*** Records for the exercise ***

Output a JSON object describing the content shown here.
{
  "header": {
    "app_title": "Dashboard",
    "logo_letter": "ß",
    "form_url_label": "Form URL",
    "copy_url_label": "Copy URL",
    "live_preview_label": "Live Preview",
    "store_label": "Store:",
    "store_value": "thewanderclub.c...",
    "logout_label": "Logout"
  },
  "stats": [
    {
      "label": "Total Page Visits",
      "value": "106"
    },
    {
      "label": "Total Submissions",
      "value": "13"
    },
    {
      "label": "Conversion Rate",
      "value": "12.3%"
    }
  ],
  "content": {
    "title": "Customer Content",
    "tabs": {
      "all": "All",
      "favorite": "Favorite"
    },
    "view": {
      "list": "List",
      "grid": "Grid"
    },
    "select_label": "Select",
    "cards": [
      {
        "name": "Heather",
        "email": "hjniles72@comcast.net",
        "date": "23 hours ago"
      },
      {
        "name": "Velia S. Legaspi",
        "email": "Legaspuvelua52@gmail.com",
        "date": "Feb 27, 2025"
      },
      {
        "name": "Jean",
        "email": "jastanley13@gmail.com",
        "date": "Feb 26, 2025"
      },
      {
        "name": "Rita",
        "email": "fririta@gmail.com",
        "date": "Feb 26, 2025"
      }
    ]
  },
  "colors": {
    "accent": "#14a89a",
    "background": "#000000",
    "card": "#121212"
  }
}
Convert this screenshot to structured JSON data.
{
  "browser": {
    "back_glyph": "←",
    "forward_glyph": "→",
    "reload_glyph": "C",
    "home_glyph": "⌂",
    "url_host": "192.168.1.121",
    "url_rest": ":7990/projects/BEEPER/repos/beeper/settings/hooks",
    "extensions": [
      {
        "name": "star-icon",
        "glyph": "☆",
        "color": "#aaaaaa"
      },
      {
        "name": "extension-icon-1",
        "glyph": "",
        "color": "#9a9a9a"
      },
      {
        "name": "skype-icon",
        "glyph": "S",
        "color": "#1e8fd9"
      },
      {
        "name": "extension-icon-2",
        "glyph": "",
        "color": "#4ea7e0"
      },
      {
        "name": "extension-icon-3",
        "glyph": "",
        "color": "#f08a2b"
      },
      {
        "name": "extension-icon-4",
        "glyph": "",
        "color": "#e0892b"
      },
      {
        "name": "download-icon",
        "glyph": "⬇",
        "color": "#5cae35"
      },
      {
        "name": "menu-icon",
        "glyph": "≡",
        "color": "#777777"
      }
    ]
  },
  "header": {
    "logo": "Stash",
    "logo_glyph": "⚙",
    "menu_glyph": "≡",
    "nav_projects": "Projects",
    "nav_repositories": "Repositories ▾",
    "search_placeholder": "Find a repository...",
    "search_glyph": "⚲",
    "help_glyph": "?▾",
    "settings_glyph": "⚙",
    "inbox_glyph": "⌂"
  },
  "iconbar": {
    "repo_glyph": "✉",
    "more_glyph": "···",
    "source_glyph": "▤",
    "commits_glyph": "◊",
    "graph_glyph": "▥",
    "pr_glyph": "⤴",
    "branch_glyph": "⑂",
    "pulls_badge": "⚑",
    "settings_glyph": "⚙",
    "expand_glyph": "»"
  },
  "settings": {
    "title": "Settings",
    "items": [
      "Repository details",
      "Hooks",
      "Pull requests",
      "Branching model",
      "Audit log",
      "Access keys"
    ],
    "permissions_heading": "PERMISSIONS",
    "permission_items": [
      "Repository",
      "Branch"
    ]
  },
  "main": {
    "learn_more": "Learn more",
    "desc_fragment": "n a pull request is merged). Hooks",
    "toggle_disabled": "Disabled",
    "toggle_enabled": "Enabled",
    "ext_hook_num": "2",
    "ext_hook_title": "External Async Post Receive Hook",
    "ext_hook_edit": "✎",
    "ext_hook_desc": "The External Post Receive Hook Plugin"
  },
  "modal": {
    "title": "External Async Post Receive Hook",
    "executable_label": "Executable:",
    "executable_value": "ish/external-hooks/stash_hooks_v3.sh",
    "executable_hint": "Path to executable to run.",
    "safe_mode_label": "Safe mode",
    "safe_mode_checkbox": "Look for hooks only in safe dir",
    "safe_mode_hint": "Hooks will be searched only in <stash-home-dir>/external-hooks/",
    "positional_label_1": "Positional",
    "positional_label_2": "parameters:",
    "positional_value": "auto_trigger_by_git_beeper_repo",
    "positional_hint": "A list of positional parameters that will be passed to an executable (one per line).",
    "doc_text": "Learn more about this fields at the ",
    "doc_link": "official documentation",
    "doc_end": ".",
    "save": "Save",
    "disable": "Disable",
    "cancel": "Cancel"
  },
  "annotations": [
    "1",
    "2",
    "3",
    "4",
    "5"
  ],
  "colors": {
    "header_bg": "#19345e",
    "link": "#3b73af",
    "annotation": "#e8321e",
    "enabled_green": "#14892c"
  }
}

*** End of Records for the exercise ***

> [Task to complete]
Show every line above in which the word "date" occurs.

> [Your solution]
        "date": "23 hours ago"
        "date": "Feb 27, 2025"
        "date": "Feb 26, 2025"
        "date": "Feb 26, 2025"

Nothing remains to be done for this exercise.